Mayor Bill de Blasio will announce a push in his State of the City speech Tuesday to end veteran homelessness by the end of this year. De Blasio administration officials say that the 1,000 veterans who currently live in city homeless shelters can be placed in permanent homes in the coming months. “There’s a moral obligation to serve those who have served us,” said Loree Sutton, commissioner of the Mayor’s Office of Veterans’ Affairs. “We are committed to solving the homelessness crisis (and) we are prioritizing veterans and their families.” The city will begin giving veterans first preference for affordable housing units offered to the homeless. They’ll also get preference for two other housing programs: supportive housing funded by a state program and housing with health services built using federal Medicaid cash. The city also plans to aggressively push to get vets signed up for federal housing vouchers that are already available for ex-military members. “By the end of this month, we will have a housing plan for every one of those veterans,” Sutton said.
A new diagnosis for combat nightmares (Defense One)
Jeff, a 22-year-old Filipino-American, wakes up in a cold sweat, heart pounding. He looks around his Brooklyn bedroom, trying to remember where he is. He’s 32, not 22. It’s been a decade since he was a scout in the army, and the all-too-vivid combat scenes are just a dream built from memories. He’s been getting these nightmares a lot lately, but that’s not unusual. He gets combat nightmares pretty often, up to two or three times a week when he’s stressed. Sometimes, he wakes up to find he can’t move, and he feels like someone, or something, is trying to drag him out of his bed. It’s not unusual for veterans to have sleep problems after their service. In fact, according to Colonel Vincent Mysliwiec, a sleep-medicine specialist for the U.S. Army, it’s become increasingly common since 2006, due to the conflicts in Iraq and Afghanistan. Traditionally, soldiers experiencing this sort of thing are diagnosed with post-traumatic stress disorder (PTSD) or a more traditional sleep disorder. But a recent study suggests some of them may have a new affliction: trauma-associated sleep disorder (TSD). People dealing with TSD have vivid nightmares and a myriad of other sleep problems, including insomnia, anxiety, night sweats, thrashing, screaming, kicking, and punching while asleep. They often act out their terrifying dreams.
Military life is stressful for all concerned; efforts to help often fall short (The Washington Post)
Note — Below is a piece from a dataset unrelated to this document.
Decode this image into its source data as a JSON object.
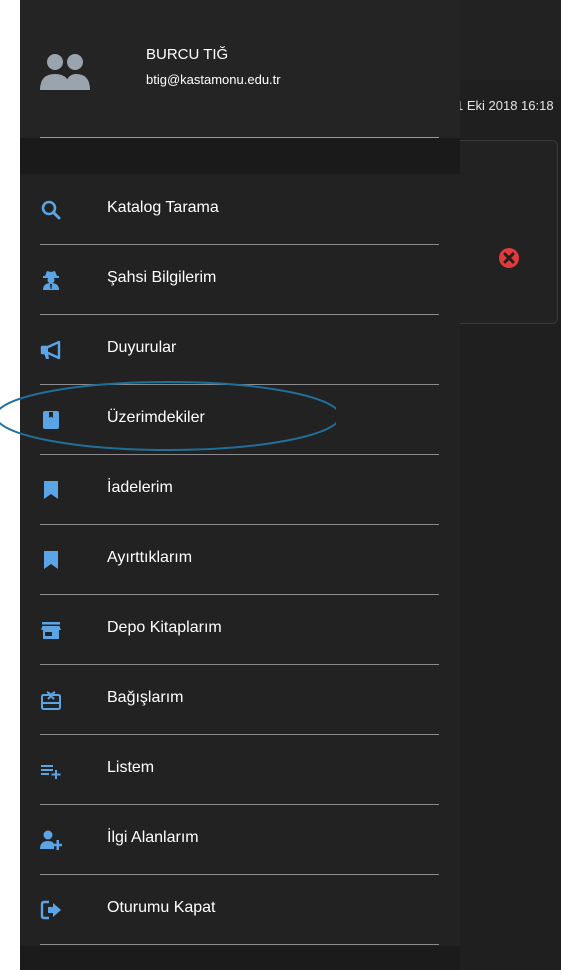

The military has never been a particularly family-friendly career. (Thus the old saying that if Uncle Sam had wanted you to have a family, he’d have issued you one.) Yet 44 percent of military personnel have children, and families serve, too. In recognition of the rigors of service, every branch of the military runs programs to support the psychological health of military families. But a report released in 2013 by the Institute of Medicine concluded that these efforts are falling short in many areas. Even relatively smooth deployments can strain families, says psychologist David Riggs. The person who comes back from war is not the same person who left, but the family that stays behind changes, too. “It’s not like the service member comes back” and family life just returns to normal, says Riggs, executive director of the Center for Deployment Psychology in Bethesda, Md., which trains behavioral health professionals to work with military personnel and their families. Studies show that partners and children may develop anxiety, depression and other mental health problems while a family member is deployed, Riggs says, and these problems can persist after their loved one has come home. The departments of Defense and Veterans Affairs have invested billions of dollars to expand their capacity to support veterans and their families, but it’s not clear that those dollars are translating into better results, says Terri Tanielian, a senior research analyst at the Rand Corp. in Arlington. “When people get care, are they getting the right care? Are they getting better, and if they’re not, is the system able to identify that and adjust accordingly?” Those questions remain unanswered, she says.